Material shown ->

● ● ● ● ● ● ●

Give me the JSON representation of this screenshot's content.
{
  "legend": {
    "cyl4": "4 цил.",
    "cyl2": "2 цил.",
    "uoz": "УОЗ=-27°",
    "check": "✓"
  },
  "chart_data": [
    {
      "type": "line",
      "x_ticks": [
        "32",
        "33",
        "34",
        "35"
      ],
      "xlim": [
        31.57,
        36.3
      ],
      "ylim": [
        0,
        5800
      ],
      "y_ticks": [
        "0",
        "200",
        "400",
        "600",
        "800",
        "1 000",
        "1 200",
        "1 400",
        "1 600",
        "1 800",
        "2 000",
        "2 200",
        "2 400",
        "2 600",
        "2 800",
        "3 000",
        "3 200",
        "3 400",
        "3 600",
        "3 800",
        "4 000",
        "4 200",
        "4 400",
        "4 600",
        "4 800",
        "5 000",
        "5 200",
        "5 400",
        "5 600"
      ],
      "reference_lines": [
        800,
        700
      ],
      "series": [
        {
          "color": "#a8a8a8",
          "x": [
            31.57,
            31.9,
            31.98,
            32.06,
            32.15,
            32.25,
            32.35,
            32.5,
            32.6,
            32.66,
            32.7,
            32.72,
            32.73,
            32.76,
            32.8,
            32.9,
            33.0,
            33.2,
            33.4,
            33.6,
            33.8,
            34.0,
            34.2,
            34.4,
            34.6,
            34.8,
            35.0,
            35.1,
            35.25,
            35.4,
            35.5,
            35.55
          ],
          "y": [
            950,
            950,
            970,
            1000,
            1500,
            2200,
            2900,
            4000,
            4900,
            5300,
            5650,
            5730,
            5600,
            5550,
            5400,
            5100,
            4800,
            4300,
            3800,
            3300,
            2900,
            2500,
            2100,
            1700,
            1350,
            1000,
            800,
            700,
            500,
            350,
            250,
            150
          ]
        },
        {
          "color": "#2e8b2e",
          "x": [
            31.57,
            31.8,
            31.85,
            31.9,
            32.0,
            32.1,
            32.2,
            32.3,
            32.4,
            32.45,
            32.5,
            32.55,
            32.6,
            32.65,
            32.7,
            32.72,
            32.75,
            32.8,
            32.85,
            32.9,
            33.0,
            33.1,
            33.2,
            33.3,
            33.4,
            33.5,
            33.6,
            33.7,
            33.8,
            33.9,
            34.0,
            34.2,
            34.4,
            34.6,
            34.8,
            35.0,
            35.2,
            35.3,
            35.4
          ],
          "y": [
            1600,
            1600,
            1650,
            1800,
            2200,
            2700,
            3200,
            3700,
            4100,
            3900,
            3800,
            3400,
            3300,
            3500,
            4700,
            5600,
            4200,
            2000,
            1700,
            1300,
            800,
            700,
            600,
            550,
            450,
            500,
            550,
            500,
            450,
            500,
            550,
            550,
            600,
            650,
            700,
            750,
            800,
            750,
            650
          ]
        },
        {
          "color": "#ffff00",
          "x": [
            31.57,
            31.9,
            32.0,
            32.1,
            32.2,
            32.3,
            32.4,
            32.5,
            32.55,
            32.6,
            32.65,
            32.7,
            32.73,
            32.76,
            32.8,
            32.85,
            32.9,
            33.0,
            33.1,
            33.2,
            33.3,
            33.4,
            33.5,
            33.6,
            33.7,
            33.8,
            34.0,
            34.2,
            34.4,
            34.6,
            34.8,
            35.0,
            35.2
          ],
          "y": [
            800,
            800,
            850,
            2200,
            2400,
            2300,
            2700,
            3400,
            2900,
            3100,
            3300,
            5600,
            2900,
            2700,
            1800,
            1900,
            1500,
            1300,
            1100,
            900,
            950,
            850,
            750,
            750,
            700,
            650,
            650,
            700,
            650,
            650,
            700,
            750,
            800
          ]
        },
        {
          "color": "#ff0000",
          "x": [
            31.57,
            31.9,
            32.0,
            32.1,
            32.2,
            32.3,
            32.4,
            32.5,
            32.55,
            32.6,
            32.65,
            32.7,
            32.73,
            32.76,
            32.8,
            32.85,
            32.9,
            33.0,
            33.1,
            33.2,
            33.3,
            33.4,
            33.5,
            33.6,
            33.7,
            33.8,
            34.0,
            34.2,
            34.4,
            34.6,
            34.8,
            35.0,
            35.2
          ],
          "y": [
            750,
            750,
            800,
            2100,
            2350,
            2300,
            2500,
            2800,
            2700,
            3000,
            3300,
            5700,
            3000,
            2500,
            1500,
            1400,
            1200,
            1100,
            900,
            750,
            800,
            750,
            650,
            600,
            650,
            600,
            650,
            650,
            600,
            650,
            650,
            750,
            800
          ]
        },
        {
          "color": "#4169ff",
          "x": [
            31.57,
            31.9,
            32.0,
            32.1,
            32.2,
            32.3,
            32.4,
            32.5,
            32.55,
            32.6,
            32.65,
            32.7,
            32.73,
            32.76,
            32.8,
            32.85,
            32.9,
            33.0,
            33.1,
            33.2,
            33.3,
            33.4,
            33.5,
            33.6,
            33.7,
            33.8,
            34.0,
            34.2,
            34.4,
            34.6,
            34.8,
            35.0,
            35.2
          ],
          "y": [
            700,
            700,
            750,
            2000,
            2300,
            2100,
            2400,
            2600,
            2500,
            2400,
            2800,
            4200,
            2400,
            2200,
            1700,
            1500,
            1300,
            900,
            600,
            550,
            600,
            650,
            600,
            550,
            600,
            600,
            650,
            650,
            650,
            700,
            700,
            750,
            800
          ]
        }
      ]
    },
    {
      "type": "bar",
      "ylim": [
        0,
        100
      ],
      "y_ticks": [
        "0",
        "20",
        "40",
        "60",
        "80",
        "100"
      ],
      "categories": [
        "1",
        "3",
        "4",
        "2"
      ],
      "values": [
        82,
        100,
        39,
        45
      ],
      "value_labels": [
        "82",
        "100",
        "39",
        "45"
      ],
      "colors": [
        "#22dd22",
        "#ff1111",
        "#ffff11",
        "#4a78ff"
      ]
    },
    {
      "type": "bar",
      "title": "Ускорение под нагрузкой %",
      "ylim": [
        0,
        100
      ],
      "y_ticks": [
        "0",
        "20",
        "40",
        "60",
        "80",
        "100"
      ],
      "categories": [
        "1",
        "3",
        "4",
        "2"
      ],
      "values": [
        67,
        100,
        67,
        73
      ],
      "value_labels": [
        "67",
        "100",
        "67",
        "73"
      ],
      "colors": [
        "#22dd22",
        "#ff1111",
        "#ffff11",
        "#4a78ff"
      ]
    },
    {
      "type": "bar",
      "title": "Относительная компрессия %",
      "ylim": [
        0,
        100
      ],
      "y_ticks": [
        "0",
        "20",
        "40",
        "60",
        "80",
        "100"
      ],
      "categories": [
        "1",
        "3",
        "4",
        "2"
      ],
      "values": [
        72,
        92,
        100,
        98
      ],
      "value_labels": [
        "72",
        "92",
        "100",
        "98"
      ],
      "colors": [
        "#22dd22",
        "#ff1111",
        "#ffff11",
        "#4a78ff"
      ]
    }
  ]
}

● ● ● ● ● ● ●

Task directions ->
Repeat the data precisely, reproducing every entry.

Final answer ->
Give me the JSON representation of this screenshot's content.
{
  "legend": {
    "cyl4": "4 цил.",
    "cyl2": "2 цил.",
    "uoz": "УОЗ=-27°",
    "check": "✓"
  },
  "chart_data": [
    {
      "type": "line",
      "x_ticks": [
        "32",
        "33",
        "34",
        "35"
      ],
      "xlim": [
        31.57,
        36.3
      ],
      "ylim": [
        0,
        5800
      ],
      "y_ticks": [
        "0",
        "200",
        "400",
        "600",
        "800",
        "1 000",
        "1 200",
        "1 400",
        "1 600",
        "1 800",
        "2 000",
        "2 200",
        "2 400",
        "2 600",
        "2 800",
        "3 000",
        "3 200",
        "3 400",
        "3 600",
        "3 800",
        "4 000",
        "4 200",
        "4 400",
        "4 600",
        "4 800",
        "5 000",
        "5 200",
        "5 400",
        "5 600"
      ],
      "reference_lines": [
        800,
        700
      ],
      "series": [
        {
          "color": "#a8a8a8",
          "x": [
            31.57,
            31.9,
            31.98,
            32.06,
            32.15,
            32.25,
            32.35,
            32.5,
            32.6,
            32.66,
            32.7,
            32.72,
            32.73,
            32.76,
            32.8,
            32.9,
            33.0,
            33.2,
            33.4,
            33.6,
            33.8,
            34.0,
            34.2,
            34.4,
            34.6,
            34.8,
            35.0,
            35.1,
            35.25,
            35.4,
            35.5,
            35.55
          ],
          "y": [
            950,
            950,
            970,
            1000,
            1500,
            2200,
            2900,
            4000,
            4900,
            5300,
            5650,
            5730,
            5600,
            5550,
            5400,
            5100,
            4800,
            4300,
            3800,
            3300,
            2900,
            2500,
            2100,
            1700,
            1350,
            1000,
            800,
            700,
            500,
            350,
            250,
            150
          ]
        },
        {
          "color": "#2e8b2e",
          "x": [
            31.57,
            31.8,
            31.85,
            31.9,
            32.0,
            32.1,
            32.2,
            32.3,
            32.4,
            32.45,
            32.5,
            32.55,
            32.6,
            32.65,
            32.7,
            32.72,
            32.75,
            32.8,
            32.85,
            32.9,
            33.0,
            33.1,
            33.2,
            33.3,
            33.4,
            33.5,
            33.6,
            33.7,
            33.8,
            33.9,
            34.0,
            34.2,
            34.4,
            34.6,
            34.8,
            35.0,
            35.2,
            35.3,
            35.4
          ],
          "y": [
            1600,
            1600,
            1650,
            1800,
            2200,
            2700,
            3200,
            3700,
            4100,
            3900,
            3800,
            3400,
            3300,
            3500,
            4700,
            5600,
            4200,
            2000,
            1700,
            1300,
            800,
            700,
            600,
            550,
            450,
            500,
            550,
            500,
            450,
            500,
            550,
            550,
            600,
            650,
            700,
            750,
            800,
            750,
            650
          ]
        },
        {
          "color": "#ffff00",
          "x": [
            31.57,
            31.9,
            32.0,
            32.1,
            32.2,
            32.3,
            32.4,
            32.5,
            32.55,
            32.6,
            32.65,
            32.7,
            32.73,
            32.76,
            32.8,
            32.85,
            32.9,
            33.0,
            33.1,
            33.2,
            33.3,
            33.4,
            33.5,
            33.6,
            33.7,
            33.8,
            34.0,
            34.2,
            34.4,
            34.6,
            34.8,
            35.0,
            35.2
          ],
          "y": [
            800,
            800,
            850,
            2200,
            2400,
            2300,
            2700,
            3400,
            2900,
            3100,
            3300,
            5600,
            2900,
            2700,
            1800,
            1900,
            1500,
            1300,
            1100,
            900,
            950,
            850,
            750,
            750,
            700,
            650,
            650,
            700,
            650,
            650,
            700,
            750,
            800
          ]
        },
        {
          "color": "#ff0000",
          "x": [
            31.57,
            31.9,
            32.0,
            32.1,
            32.2,
            32.3,
            32.4,
            32.5,
            32.55,
            32.6,
            32.65,
            32.7,
            32.73,
            32.76,
            32.8,
            32.85,
            32.9,
            33.0,
            33.1,
            33.2,
            33.3,
            33.4,
            33.5,
            33.6,
            33.7,
            33.8,
            34.0,
            34.2,
            34.4,
            34.6,
            34.8,
            35.0,
            35.2
          ],
          "y": [
            750,
            750,
            800,
            2100,
            2350,
            2300,
            2500,
            2800,
            2700,
            3000,
            3300,
            5700,
            3000,
            2500,
            1500,
            1400,
            1200,
            1100,
            900,
            750,
            800,
            750,
            650,
            600,
            650,
            600,
            650,
            650,
            600,
            650,
            650,
            750,
            800
          ]
        },
        {
          "color": "#4169ff",
          "x": [
            31.57,
            31.9,
            32.0,
            32.1,
            32.2,
            32.3,
            32.4,
            32.5,
            32.55,
            32.6,
            32.65,
            32.7,
            32.73,
            32.76,
            32.8,
            32.85,
            32.9,
            33.0,
            33.1,
            33.2,
            33.3,
            33.4,
            33.5,
            33.6,
            33.7,
            33.8,
            34.0,
            34.2,
            34.4,
            34.6,
            34.8,
            35.0,
            35.2
          ],
          "y": [
            700,
            700,
            750,
            2000,
            2300,
            2100,
            2400,
            2600,
            2500,
            2400,
            2800,
            4200,
            2400,
            2200,
            1700,
            1500,
            1300,
            900,
            600,
            550,
            600,
            650,
            600,
            550,
            600,
            600,
            650,
            650,
            650,
            700,
            700,
            750,
            800
          ]
        }
      ]
    },
    {
      "type": "bar",
      "ylim": [
        0,
        100
      ],
      "y_ticks": [
        "0",
        "20",
        "40",
        "60",
        "80",
        "100"
      ],
      "categories": [
        "1",
        "3",
        "4",
        "2"
      ],
      "values": [
        82,
        100,
        39,
        45
      ],
      "value_labels": [
        "82",
        "100",
        "39",
        "45"
      ],
      "colors": [
        "#22dd22",
        "#ff1111",
        "#ffff11",
        "#4a78ff"
      ]
    },
    {
      "type": "bar",
      "title": "Ускорение под нагрузкой %",
      "ylim": [
        0,
        100
      ],
      "y_ticks": [
        "0",
        "20",
        "40",
        "60",
        "80",
        "100"
      ],
      "categories": [
        "1",
        "3",
        "4",
        "2"
      ],
      "values": [
        67,
        100,
        67,
        73
      ],
      "value_labels": [
        "67",
        "100",
        "67",
        "73"
      ],
      "colors": [
        "#22dd22",
        "#ff1111",
        "#ffff11",
        "#4a78ff"
      ]
    },
    {
      "type": "bar",
      "title": "Относительная компрессия %",
      "ylim": [
        0,
        100
      ],
      "y_ticks": [
        "0",
        "20",
        "40",
        "60",
        "80",
        "100"
      ],
      "categories": [
        "1",
        "3",
        "4",
        "2"
      ],
      "values": [
        72,
        92,
        100,
        98
      ],
      "value_labels": [
        "72",
        "92",
        "100",
        "98"
      ],
      "colors": [
        "#22dd22",
        "#ff1111",
        "#ffff11",
        "#4a78ff"
      ]
    }
  ]
}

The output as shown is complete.